*** Opening of MATERIAL PROVIDED ***
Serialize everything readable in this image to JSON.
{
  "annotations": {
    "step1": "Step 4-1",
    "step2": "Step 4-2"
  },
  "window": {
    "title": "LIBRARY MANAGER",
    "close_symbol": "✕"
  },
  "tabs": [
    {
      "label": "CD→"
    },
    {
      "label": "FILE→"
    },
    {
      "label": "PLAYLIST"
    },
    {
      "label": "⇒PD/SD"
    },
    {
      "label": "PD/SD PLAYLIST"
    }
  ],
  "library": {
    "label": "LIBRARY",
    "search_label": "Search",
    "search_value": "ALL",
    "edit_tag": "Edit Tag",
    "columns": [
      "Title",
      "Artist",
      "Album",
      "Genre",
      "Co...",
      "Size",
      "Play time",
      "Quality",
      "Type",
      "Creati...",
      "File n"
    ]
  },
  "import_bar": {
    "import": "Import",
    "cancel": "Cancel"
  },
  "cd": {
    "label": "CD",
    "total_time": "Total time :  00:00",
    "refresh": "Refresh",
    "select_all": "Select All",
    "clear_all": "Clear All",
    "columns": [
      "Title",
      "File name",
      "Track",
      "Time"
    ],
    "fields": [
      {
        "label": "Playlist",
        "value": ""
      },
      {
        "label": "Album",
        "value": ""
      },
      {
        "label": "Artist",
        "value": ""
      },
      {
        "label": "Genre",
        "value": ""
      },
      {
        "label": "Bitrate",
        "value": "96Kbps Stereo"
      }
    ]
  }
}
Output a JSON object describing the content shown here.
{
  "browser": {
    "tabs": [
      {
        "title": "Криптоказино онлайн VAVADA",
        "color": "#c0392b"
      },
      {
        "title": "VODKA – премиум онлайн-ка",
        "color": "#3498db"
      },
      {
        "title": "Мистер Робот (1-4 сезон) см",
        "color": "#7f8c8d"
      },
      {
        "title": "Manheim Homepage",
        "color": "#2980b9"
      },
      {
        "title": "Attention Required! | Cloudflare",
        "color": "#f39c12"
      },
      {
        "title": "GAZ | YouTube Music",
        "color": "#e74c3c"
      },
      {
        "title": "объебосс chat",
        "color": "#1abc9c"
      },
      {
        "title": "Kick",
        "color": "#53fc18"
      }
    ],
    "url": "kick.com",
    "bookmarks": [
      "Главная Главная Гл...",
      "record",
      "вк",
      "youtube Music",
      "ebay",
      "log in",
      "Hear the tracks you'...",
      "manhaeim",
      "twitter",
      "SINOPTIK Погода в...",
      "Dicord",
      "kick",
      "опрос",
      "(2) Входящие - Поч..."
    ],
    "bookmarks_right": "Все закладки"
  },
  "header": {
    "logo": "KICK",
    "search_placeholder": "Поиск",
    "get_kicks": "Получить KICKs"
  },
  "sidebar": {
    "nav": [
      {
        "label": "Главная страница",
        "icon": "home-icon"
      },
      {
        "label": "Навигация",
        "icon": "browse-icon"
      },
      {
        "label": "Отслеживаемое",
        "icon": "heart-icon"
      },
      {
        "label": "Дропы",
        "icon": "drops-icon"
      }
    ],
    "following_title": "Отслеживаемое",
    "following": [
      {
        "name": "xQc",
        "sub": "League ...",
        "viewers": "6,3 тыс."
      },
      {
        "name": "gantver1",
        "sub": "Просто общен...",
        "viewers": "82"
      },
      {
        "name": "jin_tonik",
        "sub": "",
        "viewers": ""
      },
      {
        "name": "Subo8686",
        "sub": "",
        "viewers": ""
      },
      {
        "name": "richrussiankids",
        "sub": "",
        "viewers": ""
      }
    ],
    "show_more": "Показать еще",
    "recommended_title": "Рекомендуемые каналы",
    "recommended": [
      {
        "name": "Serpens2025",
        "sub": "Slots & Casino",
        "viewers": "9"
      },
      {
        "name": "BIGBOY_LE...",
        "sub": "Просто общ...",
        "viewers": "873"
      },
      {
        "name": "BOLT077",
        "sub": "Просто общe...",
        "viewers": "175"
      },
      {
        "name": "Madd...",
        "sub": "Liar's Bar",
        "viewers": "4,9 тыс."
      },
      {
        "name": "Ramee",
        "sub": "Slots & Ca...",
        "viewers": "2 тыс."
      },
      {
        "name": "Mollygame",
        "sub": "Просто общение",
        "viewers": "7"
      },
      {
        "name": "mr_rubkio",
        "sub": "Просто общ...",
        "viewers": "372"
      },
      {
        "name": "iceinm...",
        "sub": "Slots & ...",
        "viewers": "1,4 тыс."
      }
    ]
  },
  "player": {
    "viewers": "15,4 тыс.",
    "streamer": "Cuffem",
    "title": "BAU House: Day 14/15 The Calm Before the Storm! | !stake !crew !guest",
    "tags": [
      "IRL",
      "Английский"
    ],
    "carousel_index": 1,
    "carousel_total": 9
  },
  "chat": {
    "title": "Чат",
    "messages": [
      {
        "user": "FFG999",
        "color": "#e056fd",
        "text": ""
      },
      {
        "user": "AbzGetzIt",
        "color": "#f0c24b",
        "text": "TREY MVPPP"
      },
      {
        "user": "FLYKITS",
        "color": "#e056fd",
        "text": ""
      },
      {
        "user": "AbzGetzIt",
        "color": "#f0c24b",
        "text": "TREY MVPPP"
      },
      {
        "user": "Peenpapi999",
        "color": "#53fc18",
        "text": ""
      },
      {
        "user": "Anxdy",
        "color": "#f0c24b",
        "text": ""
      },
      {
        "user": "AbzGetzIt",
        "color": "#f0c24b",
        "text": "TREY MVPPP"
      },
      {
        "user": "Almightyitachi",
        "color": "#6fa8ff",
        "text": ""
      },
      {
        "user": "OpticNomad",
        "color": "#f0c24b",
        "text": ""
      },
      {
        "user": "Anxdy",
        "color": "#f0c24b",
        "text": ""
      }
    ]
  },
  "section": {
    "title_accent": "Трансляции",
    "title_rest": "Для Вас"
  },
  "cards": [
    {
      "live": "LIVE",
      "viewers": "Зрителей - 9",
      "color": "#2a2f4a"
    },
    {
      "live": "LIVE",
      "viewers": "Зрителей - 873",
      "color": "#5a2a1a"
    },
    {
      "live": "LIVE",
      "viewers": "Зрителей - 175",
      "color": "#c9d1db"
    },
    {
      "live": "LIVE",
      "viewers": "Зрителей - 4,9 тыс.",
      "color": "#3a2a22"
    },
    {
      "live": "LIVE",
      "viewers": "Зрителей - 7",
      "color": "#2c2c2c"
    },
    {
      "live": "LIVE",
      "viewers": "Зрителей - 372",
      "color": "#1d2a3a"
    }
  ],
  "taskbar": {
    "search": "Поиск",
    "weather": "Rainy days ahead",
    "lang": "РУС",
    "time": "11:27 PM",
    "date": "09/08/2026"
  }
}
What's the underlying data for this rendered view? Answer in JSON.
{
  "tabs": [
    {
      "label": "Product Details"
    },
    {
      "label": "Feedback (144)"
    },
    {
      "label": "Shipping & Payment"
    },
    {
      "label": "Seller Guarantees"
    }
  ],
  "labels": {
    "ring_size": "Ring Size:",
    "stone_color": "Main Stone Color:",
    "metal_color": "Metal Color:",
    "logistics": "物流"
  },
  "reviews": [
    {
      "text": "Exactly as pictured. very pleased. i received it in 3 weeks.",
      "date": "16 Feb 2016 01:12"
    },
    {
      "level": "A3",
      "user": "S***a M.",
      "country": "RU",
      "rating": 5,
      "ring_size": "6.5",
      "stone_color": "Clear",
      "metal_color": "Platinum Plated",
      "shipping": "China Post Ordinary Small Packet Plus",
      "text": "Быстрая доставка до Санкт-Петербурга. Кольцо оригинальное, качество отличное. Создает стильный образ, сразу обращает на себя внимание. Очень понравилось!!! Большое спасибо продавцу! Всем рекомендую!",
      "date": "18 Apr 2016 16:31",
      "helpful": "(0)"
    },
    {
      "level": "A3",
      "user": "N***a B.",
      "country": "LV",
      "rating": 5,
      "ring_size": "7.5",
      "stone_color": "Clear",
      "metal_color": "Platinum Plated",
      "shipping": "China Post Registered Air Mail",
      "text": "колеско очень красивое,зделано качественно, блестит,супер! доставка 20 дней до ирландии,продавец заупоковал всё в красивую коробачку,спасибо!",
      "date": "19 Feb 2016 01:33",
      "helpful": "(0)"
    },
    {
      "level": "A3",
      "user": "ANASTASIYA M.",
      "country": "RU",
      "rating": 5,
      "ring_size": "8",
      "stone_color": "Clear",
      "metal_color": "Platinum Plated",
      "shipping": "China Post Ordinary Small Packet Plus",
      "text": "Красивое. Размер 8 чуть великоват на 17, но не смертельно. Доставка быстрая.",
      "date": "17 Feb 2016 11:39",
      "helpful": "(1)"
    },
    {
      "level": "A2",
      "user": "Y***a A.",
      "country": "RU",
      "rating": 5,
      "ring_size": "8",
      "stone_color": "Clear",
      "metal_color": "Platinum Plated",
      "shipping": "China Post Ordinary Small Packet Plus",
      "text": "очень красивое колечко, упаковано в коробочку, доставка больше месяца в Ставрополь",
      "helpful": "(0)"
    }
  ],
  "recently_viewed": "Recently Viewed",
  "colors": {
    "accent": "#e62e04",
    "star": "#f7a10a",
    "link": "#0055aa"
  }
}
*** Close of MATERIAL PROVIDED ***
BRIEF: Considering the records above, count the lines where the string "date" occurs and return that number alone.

RESPONSE TO THIS TASK: 5